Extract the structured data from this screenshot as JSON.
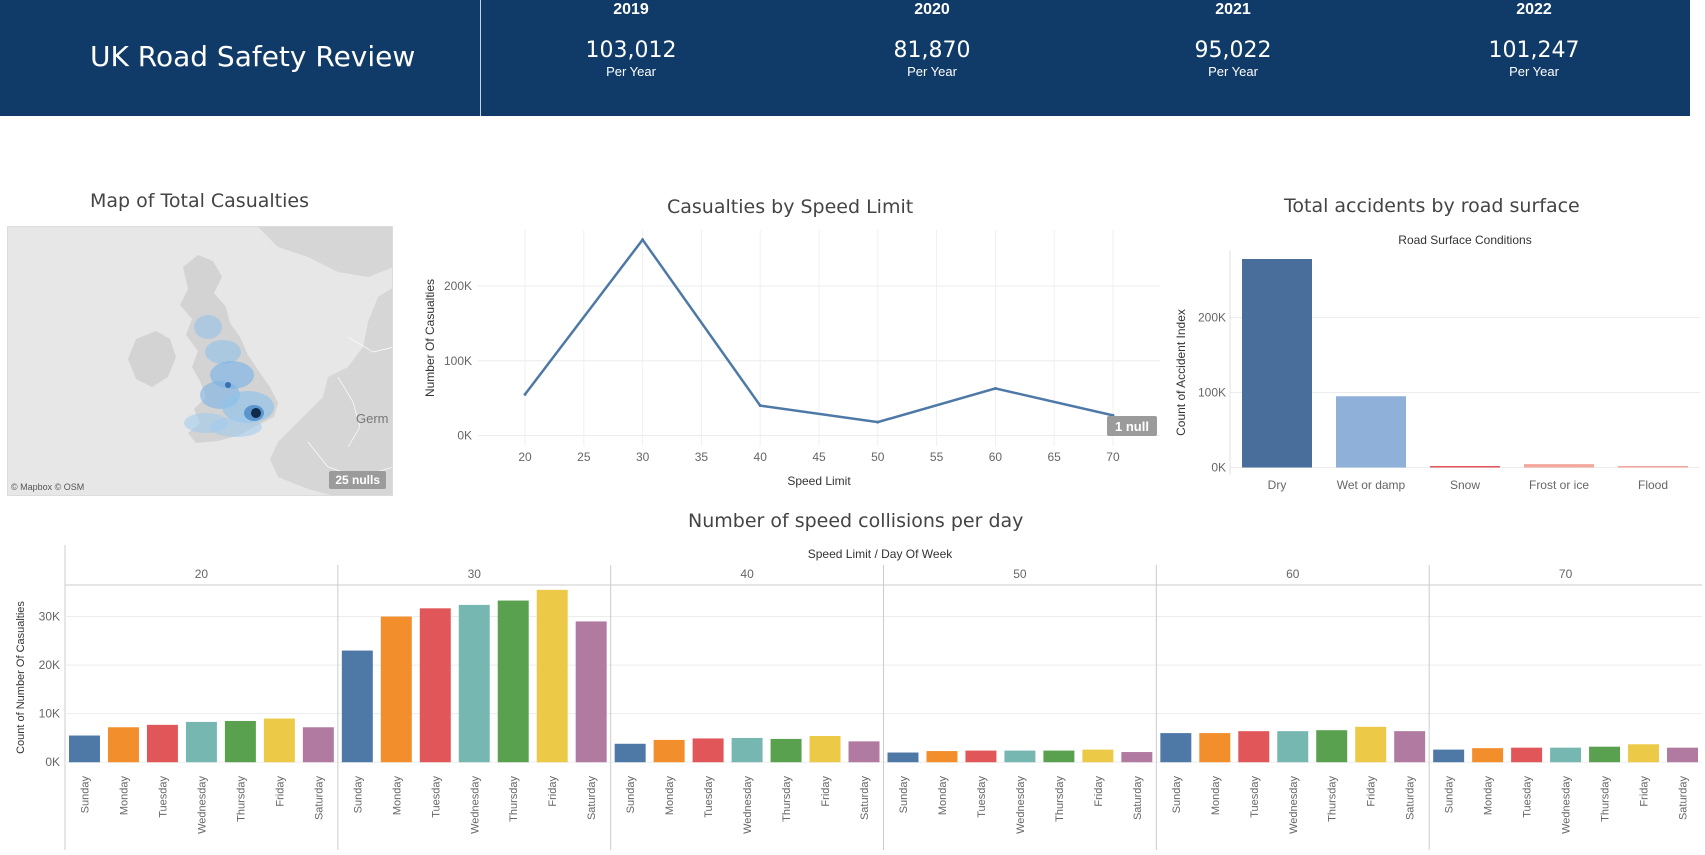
{
  "header": {
    "title": "UK Road Safety Review",
    "kpis": [
      {
        "year": "2019",
        "value": "103,012",
        "sub": "Per Year"
      },
      {
        "year": "2020",
        "value": "81,870",
        "sub": "Per Year"
      },
      {
        "year": "2021",
        "value": "95,022",
        "sub": "Per Year"
      },
      {
        "year": "2022",
        "value": "101,247",
        "sub": "Per Year"
      }
    ]
  },
  "map": {
    "title": "Map of Total Casualties",
    "attribution": "© Mapbox © OSM",
    "nulls_label": "25 nulls",
    "country_label": "Germ"
  },
  "colors": {
    "header_bg": "#103a68",
    "line": "#4e79a7",
    "dry": "#4a6e9c",
    "wet": "#8fb1d9",
    "snow": "#e15759",
    "frost": "#f4a79d",
    "days": [
      "#4e79a7",
      "#f28e2b",
      "#e15759",
      "#76b7b2",
      "#59a14f",
      "#edc948",
      "#b07aa1"
    ]
  },
  "chart_data": [
    {
      "type": "line",
      "title": "Casualties by Speed Limit",
      "xlabel": "Speed Limit",
      "ylabel": "Number Of Casualties",
      "x": [
        20,
        30,
        40,
        50,
        60,
        70
      ],
      "values": [
        55000,
        262000,
        40000,
        18000,
        63000,
        27000
      ],
      "x_ticks": [
        20,
        25,
        30,
        35,
        40,
        45,
        50,
        55,
        60,
        65,
        70
      ],
      "xlim": [
        16,
        74
      ],
      "y_ticks": [
        0,
        100000,
        200000
      ],
      "y_tick_labels": [
        "0K",
        "100K",
        "200K"
      ],
      "ylim": [
        -14000,
        275000
      ],
      "null_label": "1 null",
      "grid": true
    },
    {
      "type": "bar",
      "title": "Total accidents by road surface",
      "subtitle": "Road Surface Conditions",
      "ylabel": "Count of Accident Index",
      "categories": [
        "Dry",
        "Wet or damp",
        "Snow",
        "Frost or ice",
        "Flood"
      ],
      "values": [
        278000,
        95000,
        1500,
        4500,
        500
      ],
      "y_ticks": [
        0,
        100000,
        200000
      ],
      "y_tick_labels": [
        "0K",
        "100K",
        "200K"
      ],
      "ylim": [
        -10000,
        290000
      ],
      "grid": true
    },
    {
      "type": "bar",
      "title": "Number of speed collisions per day",
      "header": "Speed Limit  /  Day Of Week",
      "ylabel": "Count of Number Of Casualties",
      "groups": [
        "20",
        "30",
        "40",
        "50",
        "60",
        "70"
      ],
      "categories": [
        "Sunday",
        "Monday",
        "Tuesday",
        "Wednesday",
        "Thursday",
        "Friday",
        "Saturday"
      ],
      "series": [
        {
          "group": "20",
          "values": [
            5500,
            7200,
            7700,
            8300,
            8500,
            9000,
            7200
          ]
        },
        {
          "group": "30",
          "values": [
            23000,
            30000,
            31700,
            32400,
            33300,
            35500,
            29000
          ]
        },
        {
          "group": "40",
          "values": [
            3800,
            4600,
            4900,
            5000,
            4800,
            5400,
            4300
          ]
        },
        {
          "group": "50",
          "values": [
            2000,
            2300,
            2400,
            2400,
            2400,
            2600,
            2100
          ]
        },
        {
          "group": "60",
          "values": [
            6000,
            6000,
            6400,
            6400,
            6600,
            7300,
            6400
          ]
        },
        {
          "group": "70",
          "values": [
            2600,
            2900,
            3000,
            3000,
            3200,
            3700,
            3000
          ]
        }
      ],
      "y_ticks": [
        0,
        10000,
        20000,
        30000
      ],
      "y_tick_labels": [
        "0K",
        "10K",
        "20K",
        "30K"
      ],
      "ylim": [
        -1600,
        36500
      ],
      "grid": true
    }
  ]
}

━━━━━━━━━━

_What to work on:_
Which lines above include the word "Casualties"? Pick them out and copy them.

_Solved problem:_
    "title": "Map of Total Casualties",
      "title": "Casualties by Speed Limit",
      "ylabel": "Number Of Casualties",
      "ylabel": "Count of Number Of Casualties",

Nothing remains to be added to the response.